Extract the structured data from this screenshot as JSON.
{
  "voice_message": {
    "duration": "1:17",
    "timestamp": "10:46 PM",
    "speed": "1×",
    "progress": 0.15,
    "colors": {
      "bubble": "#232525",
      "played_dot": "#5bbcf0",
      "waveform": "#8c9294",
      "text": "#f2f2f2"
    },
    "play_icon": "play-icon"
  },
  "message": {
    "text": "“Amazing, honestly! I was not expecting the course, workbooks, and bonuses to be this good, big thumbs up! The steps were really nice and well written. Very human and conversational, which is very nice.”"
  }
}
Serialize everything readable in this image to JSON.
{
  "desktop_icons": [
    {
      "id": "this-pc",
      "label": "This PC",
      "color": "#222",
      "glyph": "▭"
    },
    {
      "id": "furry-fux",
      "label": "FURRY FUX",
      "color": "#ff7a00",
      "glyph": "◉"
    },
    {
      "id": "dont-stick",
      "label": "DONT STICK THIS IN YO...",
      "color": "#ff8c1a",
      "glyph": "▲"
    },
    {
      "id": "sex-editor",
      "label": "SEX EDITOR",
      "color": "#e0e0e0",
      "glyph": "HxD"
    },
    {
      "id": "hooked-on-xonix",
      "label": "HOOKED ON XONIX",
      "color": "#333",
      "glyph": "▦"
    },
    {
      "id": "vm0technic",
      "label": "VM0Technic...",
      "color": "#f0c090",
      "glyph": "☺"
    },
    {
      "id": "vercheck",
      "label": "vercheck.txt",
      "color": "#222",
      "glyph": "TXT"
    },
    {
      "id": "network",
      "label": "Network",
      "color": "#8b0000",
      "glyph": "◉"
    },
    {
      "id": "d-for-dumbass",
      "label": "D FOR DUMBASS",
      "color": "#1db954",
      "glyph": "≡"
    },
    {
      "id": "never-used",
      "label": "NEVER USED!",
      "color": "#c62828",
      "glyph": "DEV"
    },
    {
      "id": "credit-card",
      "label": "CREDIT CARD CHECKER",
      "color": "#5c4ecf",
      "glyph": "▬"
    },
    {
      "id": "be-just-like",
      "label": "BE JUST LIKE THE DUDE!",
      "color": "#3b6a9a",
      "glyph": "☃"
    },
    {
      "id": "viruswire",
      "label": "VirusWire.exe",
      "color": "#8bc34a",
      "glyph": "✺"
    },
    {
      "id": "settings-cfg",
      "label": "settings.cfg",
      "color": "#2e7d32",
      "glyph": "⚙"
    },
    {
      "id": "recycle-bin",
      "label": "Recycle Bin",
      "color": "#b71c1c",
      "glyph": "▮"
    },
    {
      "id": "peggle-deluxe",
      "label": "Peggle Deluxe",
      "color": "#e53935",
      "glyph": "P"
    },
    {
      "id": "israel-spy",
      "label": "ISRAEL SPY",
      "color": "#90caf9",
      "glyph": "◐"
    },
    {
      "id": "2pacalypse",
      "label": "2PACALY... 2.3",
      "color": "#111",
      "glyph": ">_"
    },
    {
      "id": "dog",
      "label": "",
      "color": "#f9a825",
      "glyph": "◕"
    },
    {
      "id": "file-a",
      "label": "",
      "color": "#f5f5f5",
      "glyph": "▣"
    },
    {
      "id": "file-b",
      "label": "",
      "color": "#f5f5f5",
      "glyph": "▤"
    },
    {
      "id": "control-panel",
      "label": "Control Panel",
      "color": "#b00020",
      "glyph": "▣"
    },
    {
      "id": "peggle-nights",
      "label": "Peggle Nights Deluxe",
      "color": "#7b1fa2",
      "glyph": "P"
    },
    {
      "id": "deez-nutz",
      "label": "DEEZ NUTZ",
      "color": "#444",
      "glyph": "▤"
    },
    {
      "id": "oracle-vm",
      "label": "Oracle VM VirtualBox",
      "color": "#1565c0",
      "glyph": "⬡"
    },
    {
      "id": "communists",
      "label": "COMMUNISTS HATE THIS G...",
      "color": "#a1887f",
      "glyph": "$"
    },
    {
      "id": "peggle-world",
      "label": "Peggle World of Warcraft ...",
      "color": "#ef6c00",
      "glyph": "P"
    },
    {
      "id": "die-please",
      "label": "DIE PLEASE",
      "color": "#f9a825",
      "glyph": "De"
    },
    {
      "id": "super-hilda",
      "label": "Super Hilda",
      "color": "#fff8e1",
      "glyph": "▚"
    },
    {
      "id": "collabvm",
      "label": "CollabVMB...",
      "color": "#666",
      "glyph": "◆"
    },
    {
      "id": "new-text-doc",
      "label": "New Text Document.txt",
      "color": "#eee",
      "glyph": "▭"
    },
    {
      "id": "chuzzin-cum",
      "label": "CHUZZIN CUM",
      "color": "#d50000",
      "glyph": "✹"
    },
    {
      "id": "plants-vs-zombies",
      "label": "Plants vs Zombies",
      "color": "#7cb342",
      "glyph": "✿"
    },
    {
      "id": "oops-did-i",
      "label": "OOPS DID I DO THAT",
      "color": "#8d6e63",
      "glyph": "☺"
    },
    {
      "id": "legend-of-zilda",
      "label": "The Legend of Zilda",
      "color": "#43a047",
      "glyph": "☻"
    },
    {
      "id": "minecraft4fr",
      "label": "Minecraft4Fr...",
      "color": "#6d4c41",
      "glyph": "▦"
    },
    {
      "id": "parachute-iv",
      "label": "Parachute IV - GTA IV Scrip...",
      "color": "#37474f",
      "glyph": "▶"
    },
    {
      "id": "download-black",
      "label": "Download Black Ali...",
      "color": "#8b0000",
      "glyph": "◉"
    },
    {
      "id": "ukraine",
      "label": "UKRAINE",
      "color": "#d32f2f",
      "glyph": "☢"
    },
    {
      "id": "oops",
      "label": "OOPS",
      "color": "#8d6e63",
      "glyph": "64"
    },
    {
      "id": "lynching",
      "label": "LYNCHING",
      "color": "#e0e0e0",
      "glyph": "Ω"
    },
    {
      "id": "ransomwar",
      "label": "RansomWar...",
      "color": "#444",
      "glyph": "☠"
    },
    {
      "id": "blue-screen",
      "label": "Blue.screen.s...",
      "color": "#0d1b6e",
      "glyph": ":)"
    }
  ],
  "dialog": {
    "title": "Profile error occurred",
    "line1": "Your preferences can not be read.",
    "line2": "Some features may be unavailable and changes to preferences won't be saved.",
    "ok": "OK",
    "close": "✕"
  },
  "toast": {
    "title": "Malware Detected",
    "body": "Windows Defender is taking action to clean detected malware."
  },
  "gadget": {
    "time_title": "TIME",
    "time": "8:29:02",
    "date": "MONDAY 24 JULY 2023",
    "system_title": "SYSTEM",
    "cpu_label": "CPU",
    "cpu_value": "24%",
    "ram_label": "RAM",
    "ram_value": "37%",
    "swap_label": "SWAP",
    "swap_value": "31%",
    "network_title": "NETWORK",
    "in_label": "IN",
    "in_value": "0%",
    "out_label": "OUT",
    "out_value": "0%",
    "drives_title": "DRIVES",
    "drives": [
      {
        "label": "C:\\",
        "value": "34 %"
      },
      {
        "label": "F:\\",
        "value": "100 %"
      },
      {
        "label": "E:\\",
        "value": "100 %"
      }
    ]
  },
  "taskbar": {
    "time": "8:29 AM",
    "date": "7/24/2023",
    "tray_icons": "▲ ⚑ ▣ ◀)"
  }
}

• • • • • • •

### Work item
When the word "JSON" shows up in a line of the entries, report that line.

### Expected output
Extract the structured data from this screenshot as JSON.
Serialize everything readable in this image to JSON.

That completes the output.